== Segment start ==

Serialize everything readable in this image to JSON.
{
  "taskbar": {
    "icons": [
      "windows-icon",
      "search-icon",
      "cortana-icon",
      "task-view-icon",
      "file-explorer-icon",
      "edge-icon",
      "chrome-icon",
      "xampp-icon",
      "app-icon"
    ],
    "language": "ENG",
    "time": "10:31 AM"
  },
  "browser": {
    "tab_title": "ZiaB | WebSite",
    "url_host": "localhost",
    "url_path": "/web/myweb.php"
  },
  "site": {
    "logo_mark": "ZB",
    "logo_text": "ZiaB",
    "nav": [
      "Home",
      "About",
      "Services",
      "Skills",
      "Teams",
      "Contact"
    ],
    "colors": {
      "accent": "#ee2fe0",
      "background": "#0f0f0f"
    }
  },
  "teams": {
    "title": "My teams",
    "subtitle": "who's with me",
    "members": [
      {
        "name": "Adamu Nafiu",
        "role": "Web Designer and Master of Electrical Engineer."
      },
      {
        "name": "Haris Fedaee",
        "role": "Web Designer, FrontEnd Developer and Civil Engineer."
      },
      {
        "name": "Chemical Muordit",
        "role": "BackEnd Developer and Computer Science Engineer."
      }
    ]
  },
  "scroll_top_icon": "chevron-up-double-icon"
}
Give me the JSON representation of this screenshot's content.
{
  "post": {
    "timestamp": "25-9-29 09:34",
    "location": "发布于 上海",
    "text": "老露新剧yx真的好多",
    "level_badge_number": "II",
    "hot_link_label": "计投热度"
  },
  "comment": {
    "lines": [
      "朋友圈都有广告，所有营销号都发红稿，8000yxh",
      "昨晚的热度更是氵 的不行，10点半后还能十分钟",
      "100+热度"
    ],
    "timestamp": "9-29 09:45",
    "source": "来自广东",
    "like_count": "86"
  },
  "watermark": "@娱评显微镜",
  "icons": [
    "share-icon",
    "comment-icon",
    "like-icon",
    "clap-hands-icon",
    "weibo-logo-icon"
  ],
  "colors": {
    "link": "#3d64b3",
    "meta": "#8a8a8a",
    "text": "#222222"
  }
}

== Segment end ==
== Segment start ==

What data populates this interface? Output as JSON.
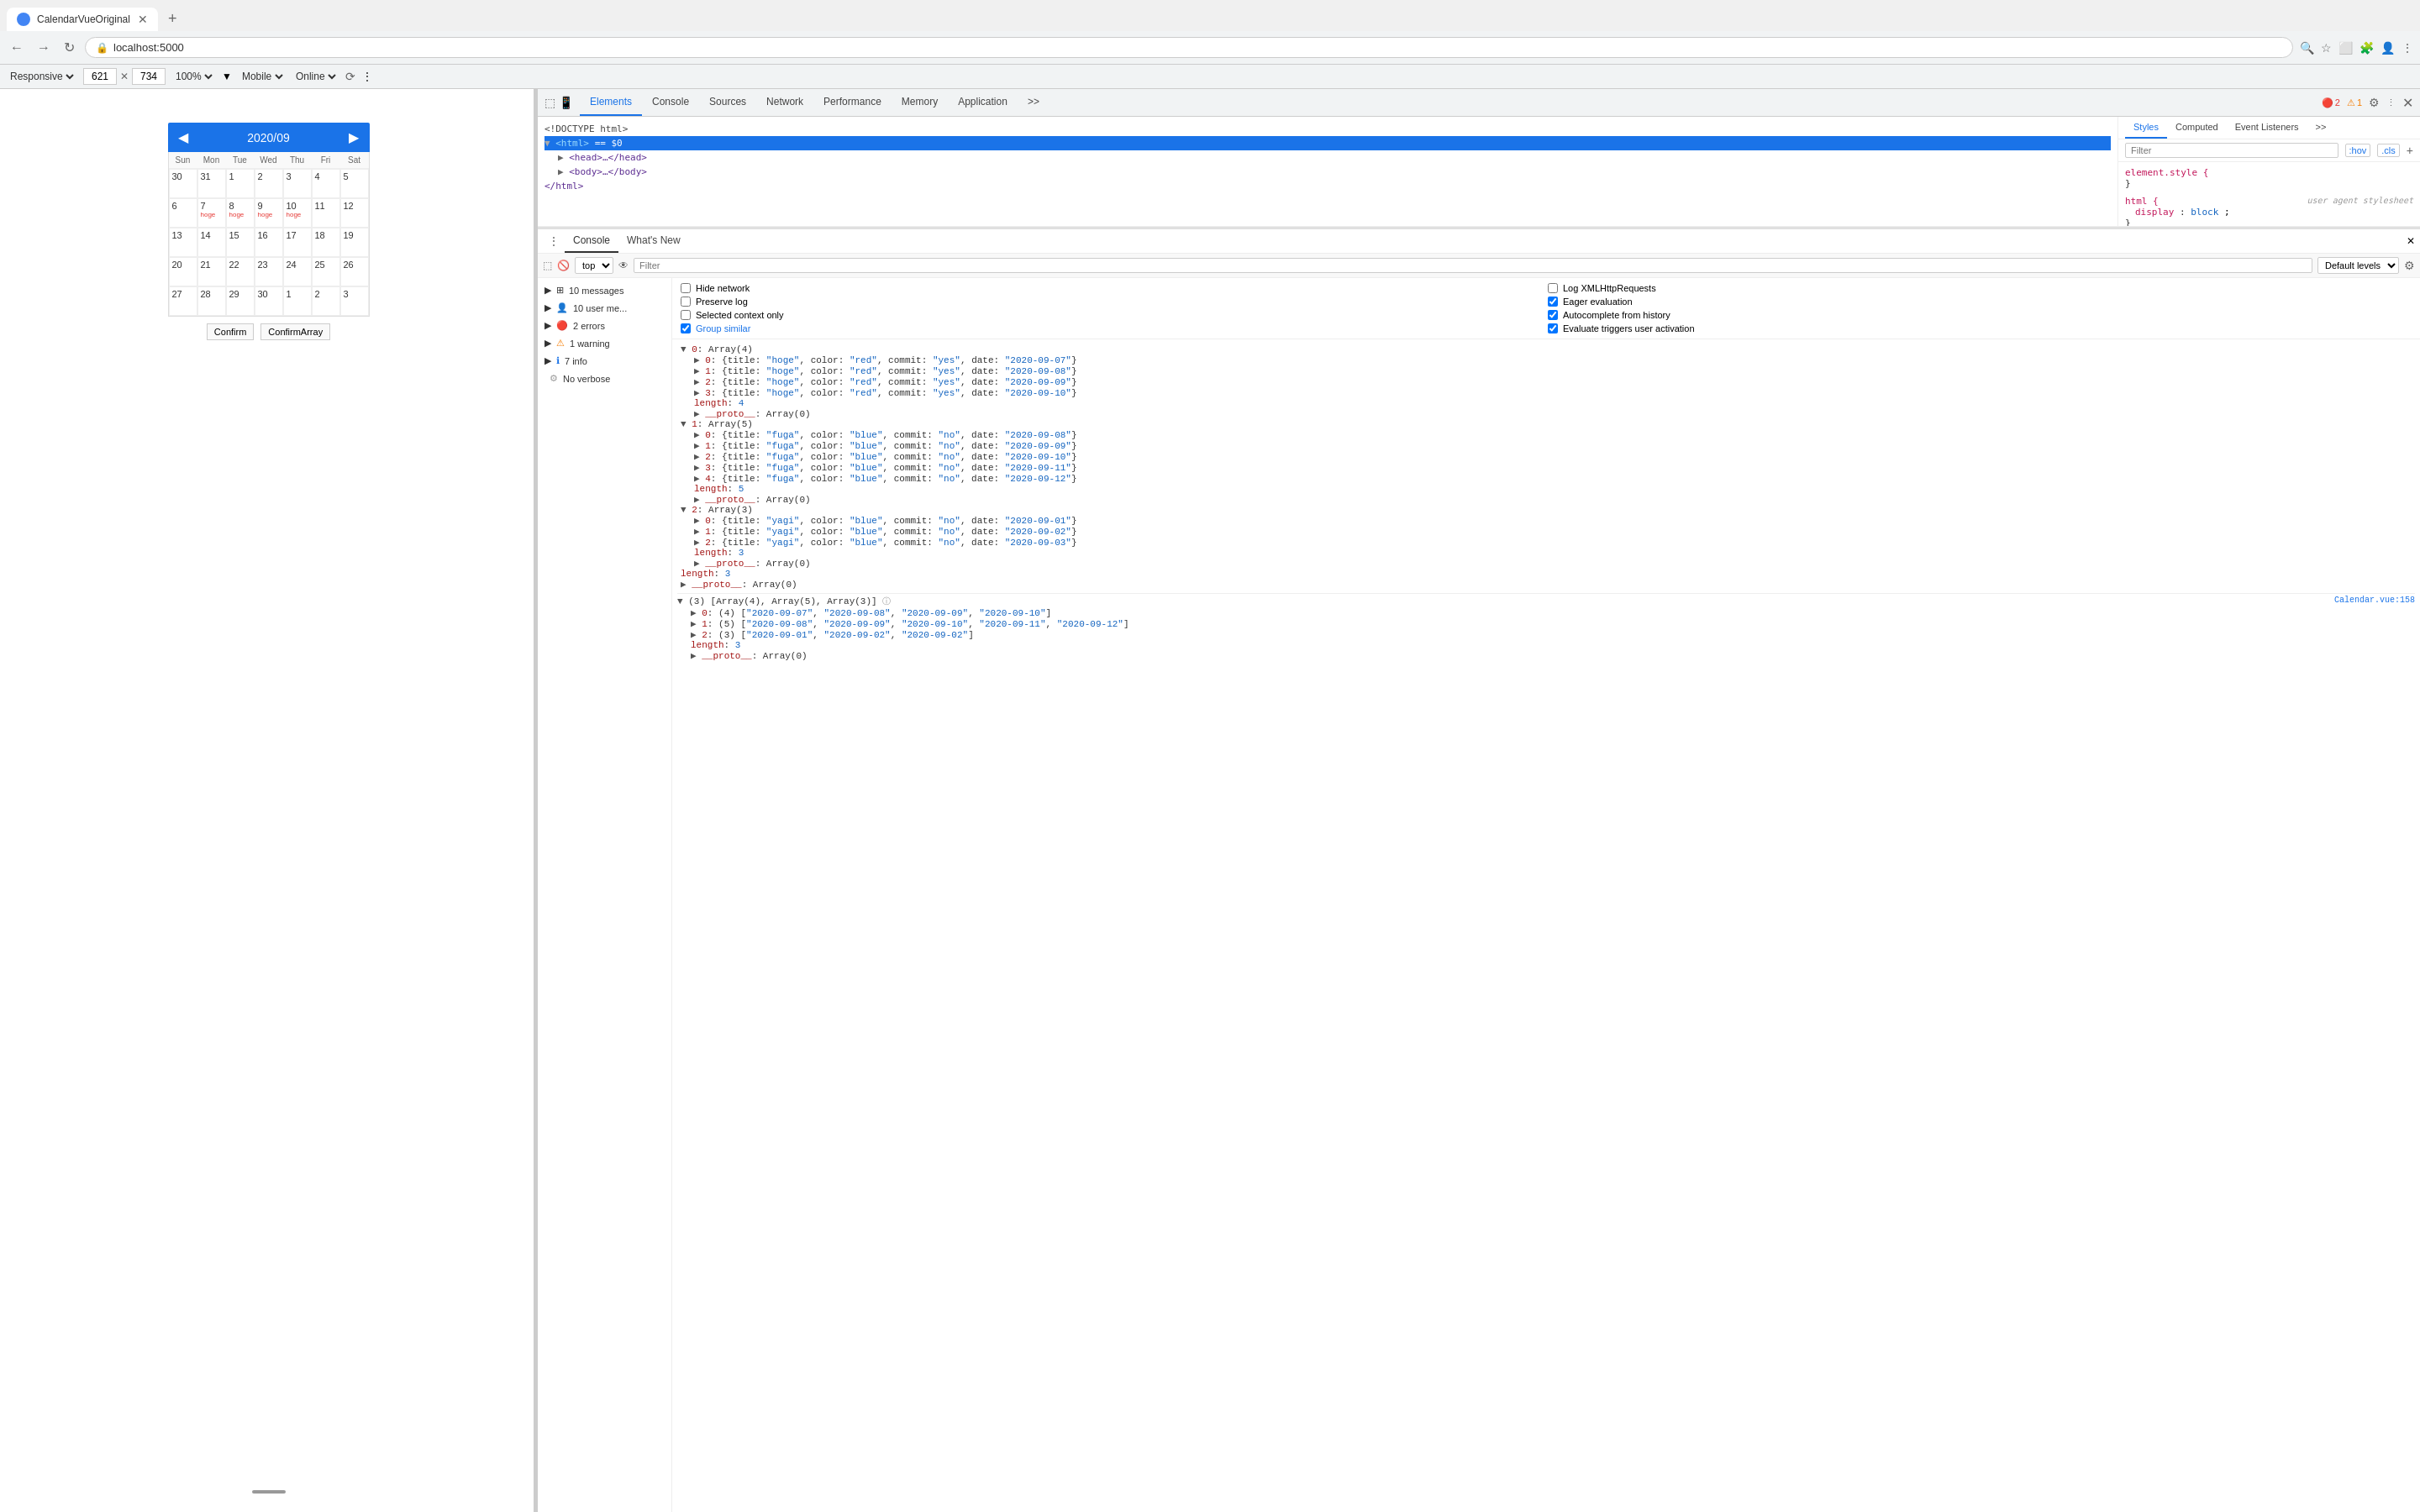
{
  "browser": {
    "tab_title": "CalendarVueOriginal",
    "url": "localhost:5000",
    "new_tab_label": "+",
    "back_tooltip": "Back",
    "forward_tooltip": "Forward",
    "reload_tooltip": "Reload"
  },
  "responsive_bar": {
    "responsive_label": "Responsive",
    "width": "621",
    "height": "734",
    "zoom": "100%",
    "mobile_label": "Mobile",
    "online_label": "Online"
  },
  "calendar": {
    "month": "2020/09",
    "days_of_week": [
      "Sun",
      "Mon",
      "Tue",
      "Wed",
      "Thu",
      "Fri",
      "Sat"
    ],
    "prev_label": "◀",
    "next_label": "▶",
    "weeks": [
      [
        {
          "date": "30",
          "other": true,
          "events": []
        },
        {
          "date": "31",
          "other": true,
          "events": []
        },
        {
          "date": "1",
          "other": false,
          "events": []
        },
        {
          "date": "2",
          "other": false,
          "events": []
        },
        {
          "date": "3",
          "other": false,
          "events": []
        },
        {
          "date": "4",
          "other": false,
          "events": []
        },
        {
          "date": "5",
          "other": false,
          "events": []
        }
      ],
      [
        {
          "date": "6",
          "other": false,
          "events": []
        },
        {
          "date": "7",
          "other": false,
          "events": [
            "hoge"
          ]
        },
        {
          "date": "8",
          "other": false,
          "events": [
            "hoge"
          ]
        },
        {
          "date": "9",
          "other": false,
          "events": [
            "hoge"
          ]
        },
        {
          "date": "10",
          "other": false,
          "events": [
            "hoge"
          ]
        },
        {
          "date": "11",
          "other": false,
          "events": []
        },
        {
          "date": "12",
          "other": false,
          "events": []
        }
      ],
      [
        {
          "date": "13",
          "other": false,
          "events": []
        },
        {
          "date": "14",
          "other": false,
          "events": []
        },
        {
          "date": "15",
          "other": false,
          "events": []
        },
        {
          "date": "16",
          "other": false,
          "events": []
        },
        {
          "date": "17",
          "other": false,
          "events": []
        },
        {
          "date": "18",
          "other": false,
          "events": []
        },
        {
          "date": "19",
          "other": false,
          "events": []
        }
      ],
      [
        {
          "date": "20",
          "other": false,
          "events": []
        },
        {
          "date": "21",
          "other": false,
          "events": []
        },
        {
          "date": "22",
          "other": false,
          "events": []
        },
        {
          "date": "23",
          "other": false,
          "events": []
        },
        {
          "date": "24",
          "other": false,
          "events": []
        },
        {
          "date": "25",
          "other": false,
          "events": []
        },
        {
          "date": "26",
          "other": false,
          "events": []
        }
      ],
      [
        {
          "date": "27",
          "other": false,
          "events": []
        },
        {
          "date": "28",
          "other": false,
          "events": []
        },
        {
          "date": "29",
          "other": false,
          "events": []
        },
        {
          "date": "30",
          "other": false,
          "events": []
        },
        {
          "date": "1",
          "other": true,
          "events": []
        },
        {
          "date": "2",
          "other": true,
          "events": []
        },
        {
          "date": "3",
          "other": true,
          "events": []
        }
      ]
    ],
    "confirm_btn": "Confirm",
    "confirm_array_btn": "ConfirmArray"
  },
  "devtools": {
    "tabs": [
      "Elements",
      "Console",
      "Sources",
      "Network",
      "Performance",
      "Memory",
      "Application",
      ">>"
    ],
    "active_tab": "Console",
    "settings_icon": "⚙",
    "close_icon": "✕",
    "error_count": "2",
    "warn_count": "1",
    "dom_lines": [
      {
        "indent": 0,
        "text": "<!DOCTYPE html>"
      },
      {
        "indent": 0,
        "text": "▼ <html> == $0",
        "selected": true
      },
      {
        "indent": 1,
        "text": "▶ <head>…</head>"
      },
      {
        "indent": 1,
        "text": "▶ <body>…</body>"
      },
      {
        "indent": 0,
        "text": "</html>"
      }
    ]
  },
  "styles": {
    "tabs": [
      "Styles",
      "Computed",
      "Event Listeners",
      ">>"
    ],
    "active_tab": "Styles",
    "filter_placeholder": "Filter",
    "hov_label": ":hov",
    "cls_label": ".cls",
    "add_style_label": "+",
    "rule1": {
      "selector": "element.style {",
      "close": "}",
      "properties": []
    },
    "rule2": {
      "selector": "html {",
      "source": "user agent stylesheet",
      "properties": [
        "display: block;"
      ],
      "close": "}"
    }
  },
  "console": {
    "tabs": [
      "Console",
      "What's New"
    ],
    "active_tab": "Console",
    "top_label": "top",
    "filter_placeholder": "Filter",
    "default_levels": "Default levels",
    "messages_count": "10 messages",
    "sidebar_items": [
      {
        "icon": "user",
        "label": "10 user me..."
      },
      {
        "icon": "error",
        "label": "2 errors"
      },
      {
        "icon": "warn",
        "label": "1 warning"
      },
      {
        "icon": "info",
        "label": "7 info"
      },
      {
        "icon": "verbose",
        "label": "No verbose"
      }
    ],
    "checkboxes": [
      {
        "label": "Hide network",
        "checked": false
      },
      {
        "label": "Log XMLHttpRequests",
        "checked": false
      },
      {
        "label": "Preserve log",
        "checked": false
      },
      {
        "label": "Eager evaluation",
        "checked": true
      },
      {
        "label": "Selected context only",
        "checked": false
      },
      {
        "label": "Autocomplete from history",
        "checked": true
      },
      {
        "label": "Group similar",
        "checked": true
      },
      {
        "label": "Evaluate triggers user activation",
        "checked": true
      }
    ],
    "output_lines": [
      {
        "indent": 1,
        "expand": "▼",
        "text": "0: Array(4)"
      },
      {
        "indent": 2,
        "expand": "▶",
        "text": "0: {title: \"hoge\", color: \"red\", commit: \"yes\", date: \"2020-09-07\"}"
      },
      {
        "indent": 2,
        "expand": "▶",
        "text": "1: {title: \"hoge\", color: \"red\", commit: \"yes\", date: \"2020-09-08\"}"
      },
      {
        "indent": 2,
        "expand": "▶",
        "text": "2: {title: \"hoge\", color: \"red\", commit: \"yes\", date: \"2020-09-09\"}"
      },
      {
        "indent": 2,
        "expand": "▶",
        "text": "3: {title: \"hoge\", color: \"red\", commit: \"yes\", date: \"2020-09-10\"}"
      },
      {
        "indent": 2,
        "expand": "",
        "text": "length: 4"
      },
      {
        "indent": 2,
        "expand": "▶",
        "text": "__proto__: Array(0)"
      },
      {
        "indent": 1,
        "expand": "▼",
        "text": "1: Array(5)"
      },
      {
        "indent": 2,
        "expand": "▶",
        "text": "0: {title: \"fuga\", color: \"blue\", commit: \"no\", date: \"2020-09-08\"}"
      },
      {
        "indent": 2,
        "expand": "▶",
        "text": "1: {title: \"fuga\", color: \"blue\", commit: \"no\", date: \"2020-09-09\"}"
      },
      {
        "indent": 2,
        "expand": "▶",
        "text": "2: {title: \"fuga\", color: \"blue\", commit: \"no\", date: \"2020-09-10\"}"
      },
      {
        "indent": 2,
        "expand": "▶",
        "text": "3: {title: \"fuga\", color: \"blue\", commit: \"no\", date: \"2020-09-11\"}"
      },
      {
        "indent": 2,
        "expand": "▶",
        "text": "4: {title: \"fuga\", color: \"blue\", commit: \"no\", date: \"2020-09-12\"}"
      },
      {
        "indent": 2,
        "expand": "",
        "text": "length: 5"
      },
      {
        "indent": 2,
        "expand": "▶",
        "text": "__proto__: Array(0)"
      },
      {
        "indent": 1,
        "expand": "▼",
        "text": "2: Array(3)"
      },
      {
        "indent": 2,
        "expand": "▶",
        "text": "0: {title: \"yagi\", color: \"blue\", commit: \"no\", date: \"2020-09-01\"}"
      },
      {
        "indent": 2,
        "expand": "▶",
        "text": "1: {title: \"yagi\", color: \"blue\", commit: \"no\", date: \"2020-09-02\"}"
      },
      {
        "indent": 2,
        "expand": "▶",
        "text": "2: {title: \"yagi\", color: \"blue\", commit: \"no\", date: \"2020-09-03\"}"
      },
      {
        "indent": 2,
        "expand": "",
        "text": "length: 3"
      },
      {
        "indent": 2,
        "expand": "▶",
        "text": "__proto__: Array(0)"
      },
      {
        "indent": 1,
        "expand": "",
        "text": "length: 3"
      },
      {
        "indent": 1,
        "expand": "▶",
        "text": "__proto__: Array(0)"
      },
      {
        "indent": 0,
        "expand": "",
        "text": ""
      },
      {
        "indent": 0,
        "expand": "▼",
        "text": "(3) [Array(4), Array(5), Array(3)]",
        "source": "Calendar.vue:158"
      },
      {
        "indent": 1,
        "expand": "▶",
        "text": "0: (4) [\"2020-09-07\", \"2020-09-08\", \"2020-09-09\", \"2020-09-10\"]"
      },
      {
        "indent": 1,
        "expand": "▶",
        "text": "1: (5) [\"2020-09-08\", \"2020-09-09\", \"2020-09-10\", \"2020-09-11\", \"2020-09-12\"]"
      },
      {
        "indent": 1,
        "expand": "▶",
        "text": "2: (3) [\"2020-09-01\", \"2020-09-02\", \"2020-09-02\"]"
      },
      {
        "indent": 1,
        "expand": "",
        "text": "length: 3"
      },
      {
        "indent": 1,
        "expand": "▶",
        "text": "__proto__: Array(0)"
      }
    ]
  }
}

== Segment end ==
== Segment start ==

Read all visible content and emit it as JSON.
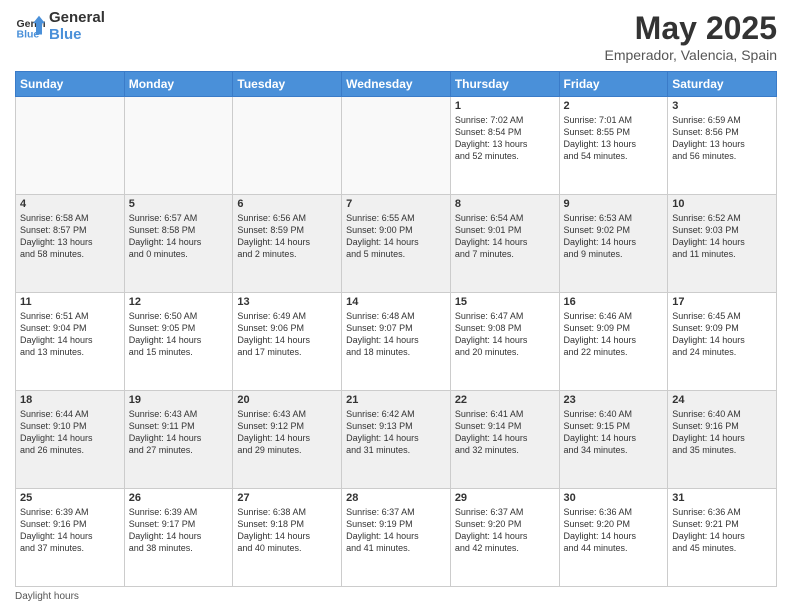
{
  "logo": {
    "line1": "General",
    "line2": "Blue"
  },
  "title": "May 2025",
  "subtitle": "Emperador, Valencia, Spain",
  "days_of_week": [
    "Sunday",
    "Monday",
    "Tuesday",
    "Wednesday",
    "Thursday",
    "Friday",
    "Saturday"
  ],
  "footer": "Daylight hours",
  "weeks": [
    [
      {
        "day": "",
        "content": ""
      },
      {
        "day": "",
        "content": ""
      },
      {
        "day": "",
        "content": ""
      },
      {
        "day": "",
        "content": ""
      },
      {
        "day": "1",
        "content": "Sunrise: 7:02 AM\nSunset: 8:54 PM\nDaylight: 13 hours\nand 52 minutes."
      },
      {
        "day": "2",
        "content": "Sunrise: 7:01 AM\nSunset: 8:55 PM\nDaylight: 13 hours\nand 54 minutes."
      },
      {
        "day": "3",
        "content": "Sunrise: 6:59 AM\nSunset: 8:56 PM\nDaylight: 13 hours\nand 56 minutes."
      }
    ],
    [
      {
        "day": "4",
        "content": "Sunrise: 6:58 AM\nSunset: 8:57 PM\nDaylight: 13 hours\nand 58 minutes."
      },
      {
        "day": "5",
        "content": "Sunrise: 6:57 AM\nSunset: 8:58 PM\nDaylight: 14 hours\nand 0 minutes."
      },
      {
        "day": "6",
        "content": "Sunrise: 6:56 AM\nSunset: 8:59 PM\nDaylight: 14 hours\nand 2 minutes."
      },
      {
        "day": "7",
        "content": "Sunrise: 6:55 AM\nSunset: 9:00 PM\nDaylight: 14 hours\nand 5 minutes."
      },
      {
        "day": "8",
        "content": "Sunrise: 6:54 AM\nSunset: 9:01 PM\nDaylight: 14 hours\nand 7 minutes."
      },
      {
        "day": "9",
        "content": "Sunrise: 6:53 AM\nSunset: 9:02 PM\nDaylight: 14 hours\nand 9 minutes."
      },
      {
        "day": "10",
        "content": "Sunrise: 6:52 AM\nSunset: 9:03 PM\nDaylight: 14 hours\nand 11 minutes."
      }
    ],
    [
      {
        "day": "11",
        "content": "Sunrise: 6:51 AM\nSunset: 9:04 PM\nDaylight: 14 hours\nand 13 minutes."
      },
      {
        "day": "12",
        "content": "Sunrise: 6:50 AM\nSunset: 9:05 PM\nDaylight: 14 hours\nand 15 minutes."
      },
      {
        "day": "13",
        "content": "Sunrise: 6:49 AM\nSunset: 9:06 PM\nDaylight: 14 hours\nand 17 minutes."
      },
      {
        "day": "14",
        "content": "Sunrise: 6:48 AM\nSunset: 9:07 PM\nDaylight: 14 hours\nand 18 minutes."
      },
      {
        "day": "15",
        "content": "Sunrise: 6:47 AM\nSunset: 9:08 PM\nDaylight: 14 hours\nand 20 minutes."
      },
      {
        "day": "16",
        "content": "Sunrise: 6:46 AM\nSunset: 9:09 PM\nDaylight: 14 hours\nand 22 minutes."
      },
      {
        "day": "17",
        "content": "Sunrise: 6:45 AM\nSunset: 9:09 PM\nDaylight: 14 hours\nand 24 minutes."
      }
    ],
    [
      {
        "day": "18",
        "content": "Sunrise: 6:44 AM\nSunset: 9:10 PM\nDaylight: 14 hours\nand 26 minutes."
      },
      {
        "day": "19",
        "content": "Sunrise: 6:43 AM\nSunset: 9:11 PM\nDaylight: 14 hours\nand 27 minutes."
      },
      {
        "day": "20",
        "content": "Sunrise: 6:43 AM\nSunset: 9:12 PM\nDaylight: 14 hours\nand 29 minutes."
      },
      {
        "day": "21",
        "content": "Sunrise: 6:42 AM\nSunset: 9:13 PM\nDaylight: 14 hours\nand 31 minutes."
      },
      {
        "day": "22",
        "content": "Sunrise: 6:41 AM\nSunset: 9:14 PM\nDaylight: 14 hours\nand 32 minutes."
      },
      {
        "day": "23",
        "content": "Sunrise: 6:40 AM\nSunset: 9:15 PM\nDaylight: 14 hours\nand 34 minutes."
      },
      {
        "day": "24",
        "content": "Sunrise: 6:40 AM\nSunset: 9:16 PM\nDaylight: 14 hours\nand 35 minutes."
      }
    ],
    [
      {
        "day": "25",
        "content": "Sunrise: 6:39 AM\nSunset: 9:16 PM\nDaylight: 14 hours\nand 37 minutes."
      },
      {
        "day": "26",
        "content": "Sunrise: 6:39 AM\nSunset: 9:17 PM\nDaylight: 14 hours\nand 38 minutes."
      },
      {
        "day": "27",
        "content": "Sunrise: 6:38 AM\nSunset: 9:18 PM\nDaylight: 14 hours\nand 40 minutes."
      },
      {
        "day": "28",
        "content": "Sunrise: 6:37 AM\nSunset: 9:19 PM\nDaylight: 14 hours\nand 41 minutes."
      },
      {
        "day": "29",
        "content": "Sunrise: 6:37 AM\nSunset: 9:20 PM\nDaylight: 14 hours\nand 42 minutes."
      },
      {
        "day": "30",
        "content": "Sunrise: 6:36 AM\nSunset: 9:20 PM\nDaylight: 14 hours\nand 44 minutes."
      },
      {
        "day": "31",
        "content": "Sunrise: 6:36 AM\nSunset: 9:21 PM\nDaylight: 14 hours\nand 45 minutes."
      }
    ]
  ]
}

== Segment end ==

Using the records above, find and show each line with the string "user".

      "source": "user agent stylesheet",
        "icon": "user",
        "label": "10 user me..."
        "label": "Evaluate triggers user activation",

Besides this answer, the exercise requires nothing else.